### Data extracted from a collection
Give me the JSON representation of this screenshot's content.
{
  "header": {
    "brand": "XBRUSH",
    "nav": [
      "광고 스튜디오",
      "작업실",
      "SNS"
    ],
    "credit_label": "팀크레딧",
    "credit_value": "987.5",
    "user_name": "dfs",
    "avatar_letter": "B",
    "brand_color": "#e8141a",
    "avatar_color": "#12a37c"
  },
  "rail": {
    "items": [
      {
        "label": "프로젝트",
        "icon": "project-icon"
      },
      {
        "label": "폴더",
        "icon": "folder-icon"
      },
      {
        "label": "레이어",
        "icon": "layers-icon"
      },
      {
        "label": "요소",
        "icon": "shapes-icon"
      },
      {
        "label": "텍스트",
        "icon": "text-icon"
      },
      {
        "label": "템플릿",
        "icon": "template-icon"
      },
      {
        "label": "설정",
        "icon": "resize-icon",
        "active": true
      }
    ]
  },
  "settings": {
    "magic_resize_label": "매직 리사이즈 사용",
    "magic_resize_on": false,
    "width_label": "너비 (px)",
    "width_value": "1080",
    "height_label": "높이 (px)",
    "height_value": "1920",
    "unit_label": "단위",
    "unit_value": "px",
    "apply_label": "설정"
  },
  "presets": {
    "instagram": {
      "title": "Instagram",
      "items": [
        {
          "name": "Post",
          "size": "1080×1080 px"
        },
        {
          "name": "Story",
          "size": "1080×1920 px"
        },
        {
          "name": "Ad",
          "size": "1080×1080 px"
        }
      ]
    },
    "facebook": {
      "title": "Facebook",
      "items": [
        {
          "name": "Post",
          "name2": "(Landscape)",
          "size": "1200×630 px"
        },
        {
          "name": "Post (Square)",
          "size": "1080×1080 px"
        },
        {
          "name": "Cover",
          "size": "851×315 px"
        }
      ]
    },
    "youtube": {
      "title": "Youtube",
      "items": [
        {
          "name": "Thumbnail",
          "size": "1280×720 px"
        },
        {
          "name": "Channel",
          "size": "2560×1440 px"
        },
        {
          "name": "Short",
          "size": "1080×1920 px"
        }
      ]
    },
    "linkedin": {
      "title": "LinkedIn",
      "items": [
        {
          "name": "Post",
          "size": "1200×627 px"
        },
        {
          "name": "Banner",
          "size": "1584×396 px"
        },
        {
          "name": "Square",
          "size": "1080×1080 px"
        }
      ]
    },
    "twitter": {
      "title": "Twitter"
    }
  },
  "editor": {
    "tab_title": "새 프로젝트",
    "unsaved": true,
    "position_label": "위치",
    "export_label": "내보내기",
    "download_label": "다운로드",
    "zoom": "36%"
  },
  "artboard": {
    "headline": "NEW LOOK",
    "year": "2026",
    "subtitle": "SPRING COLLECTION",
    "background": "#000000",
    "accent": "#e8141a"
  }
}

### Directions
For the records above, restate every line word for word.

### Task solution
Give me the JSON representation of this screenshot's content.
{
  "header": {
    "brand": "XBRUSH",
    "nav": [
      "광고 스튜디오",
      "작업실",
      "SNS"
    ],
    "credit_label": "팀크레딧",
    "credit_value": "987.5",
    "user_name": "dfs",
    "avatar_letter": "B",
    "brand_color": "#e8141a",
    "avatar_color": "#12a37c"
  },
  "rail": {
    "items": [
      {
        "label": "프로젝트",
        "icon": "project-icon"
      },
      {
        "label": "폴더",
        "icon": "folder-icon"
      },
      {
        "label": "레이어",
        "icon": "layers-icon"
      },
      {
        "label": "요소",
        "icon": "shapes-icon"
      },
      {
        "label": "텍스트",
        "icon": "text-icon"
      },
      {
        "label": "템플릿",
        "icon": "template-icon"
      },
      {
        "label": "설정",
        "icon": "resize-icon",
        "active": true
      }
    ]
  },
  "settings": {
    "magic_resize_label": "매직 리사이즈 사용",
    "magic_resize_on": false,
    "width_label": "너비 (px)",
    "width_value": "1080",
    "height_label": "높이 (px)",
    "height_value": "1920",
    "unit_label": "단위",
    "unit_value": "px",
    "apply_label": "설정"
  },
  "presets": {
    "instagram": {
      "title": "Instagram",
      "items": [
        {
          "name": "Post",
          "size": "1080×1080 px"
        },
        {
          "name": "Story",
          "size": "1080×1920 px"
        },
        {
          "name": "Ad",
          "size": "1080×1080 px"
        }
      ]
    },
    "facebook": {
      "title": "Facebook",
      "items": [
        {
          "name": "Post",
          "name2": "(Landscape)",
          "size": "1200×630 px"
        },
        {
          "name": "Post (Square)",
          "size": "1080×1080 px"
        },
        {
          "name": "Cover",
          "size": "851×315 px"
        }
      ]
    },
    "youtube": {
      "title": "Youtube",
      "items": [
        {
          "name": "Thumbnail",
          "size": "1280×720 px"
        },
        {
          "name": "Channel",
          "size": "2560×1440 px"
        },
        {
          "name": "Short",
          "size": "1080×1920 px"
        }
      ]
    },
    "linkedin": {
      "title": "LinkedIn",
      "items": [
        {
          "name": "Post",
          "size": "1200×627 px"
        },
        {
          "name": "Banner",
          "size": "1584×396 px"
        },
        {
          "name": "Square",
          "size": "1080×1080 px"
        }
      ]
    },
    "twitter": {
      "title": "Twitter"
    }
  },
  "editor": {
    "tab_title": "새 프로젝트",
    "unsaved": true,
    "position_label": "위치",
    "export_label": "내보내기",
    "download_label": "다운로드",
    "zoom": "36%"
  },
  "artboard": {
    "headline": "NEW LOOK",
    "year": "2026",
    "subtitle": "SPRING COLLECTION",
    "background": "#000000",
    "accent": "#e8141a"
  }
}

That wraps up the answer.